About this task
What you return should be each line of the data containing the string "shortcut".

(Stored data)

- Opening Delimiter -

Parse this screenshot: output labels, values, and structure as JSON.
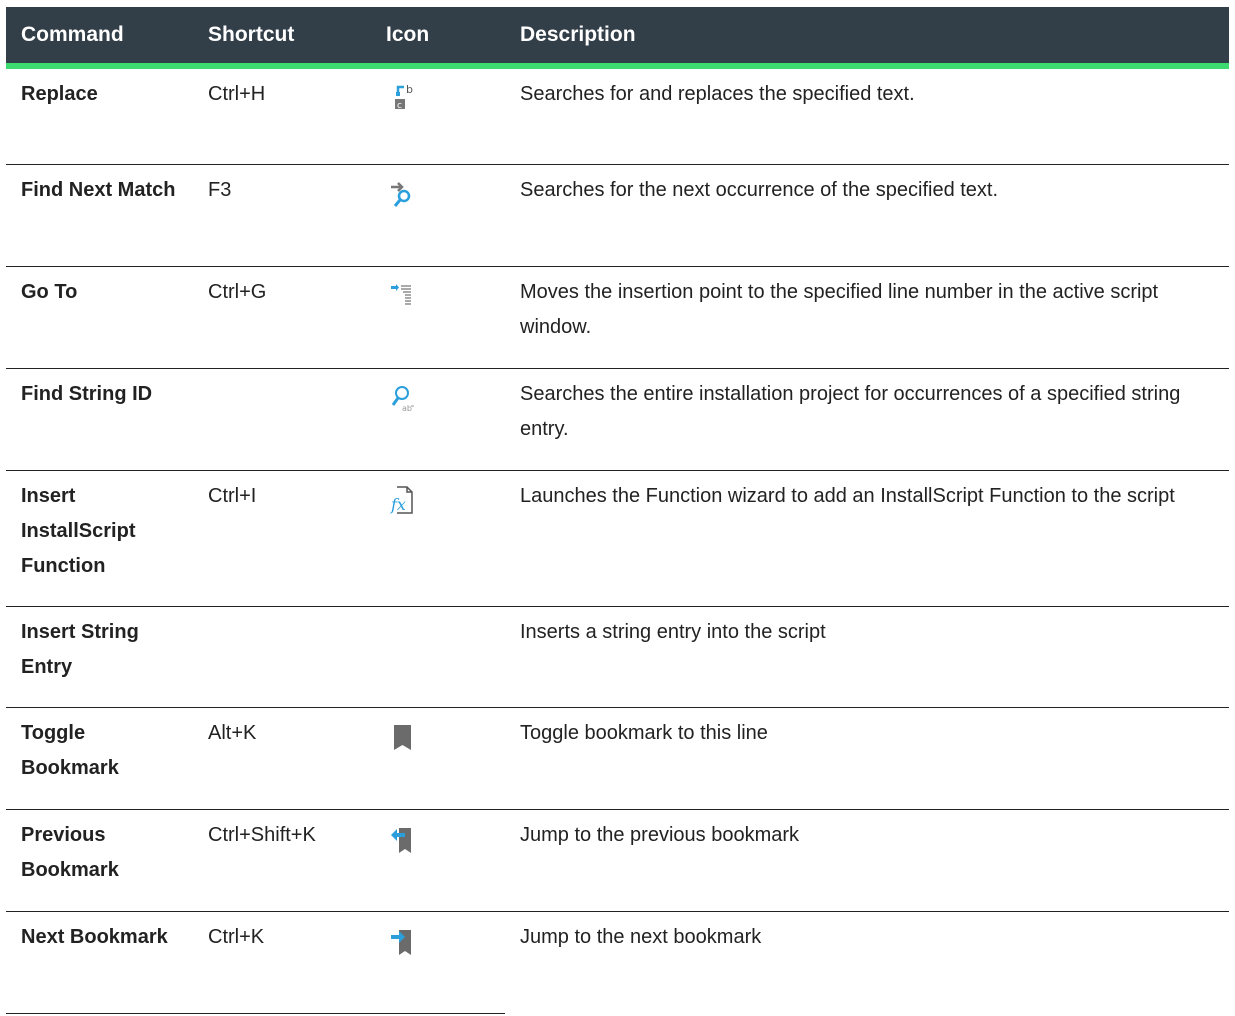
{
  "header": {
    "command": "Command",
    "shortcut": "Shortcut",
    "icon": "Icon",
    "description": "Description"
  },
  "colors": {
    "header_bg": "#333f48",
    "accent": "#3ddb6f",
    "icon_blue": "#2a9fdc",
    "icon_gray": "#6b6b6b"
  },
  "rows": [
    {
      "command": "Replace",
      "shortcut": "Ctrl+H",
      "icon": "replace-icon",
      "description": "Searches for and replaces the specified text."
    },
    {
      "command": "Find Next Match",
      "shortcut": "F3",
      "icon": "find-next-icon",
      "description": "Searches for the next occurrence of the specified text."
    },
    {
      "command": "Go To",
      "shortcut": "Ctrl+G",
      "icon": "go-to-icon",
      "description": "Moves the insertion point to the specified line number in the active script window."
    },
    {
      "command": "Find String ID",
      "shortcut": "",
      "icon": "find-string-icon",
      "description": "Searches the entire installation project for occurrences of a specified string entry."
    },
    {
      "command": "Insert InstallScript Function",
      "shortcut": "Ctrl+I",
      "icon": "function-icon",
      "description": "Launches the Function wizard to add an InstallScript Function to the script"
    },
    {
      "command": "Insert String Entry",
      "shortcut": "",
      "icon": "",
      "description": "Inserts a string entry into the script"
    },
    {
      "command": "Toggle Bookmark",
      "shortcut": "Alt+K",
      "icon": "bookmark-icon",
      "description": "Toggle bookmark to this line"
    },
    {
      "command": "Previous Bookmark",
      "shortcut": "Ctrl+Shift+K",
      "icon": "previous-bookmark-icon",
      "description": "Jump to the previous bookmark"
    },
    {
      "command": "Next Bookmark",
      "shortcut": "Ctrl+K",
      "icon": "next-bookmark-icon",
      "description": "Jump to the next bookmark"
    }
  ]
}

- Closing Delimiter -

Solution for this problem
    "shortcut": "Shortcut",
      "shortcut": "Ctrl+H",
      "shortcut": "F3",
      "shortcut": "Ctrl+G",
      "shortcut": "",
      "shortcut": "Ctrl+I",
      "shortcut": "",
      "shortcut": "Alt+K",
      "shortcut": "Ctrl+Shift+K",
      "shortcut": "Ctrl+K",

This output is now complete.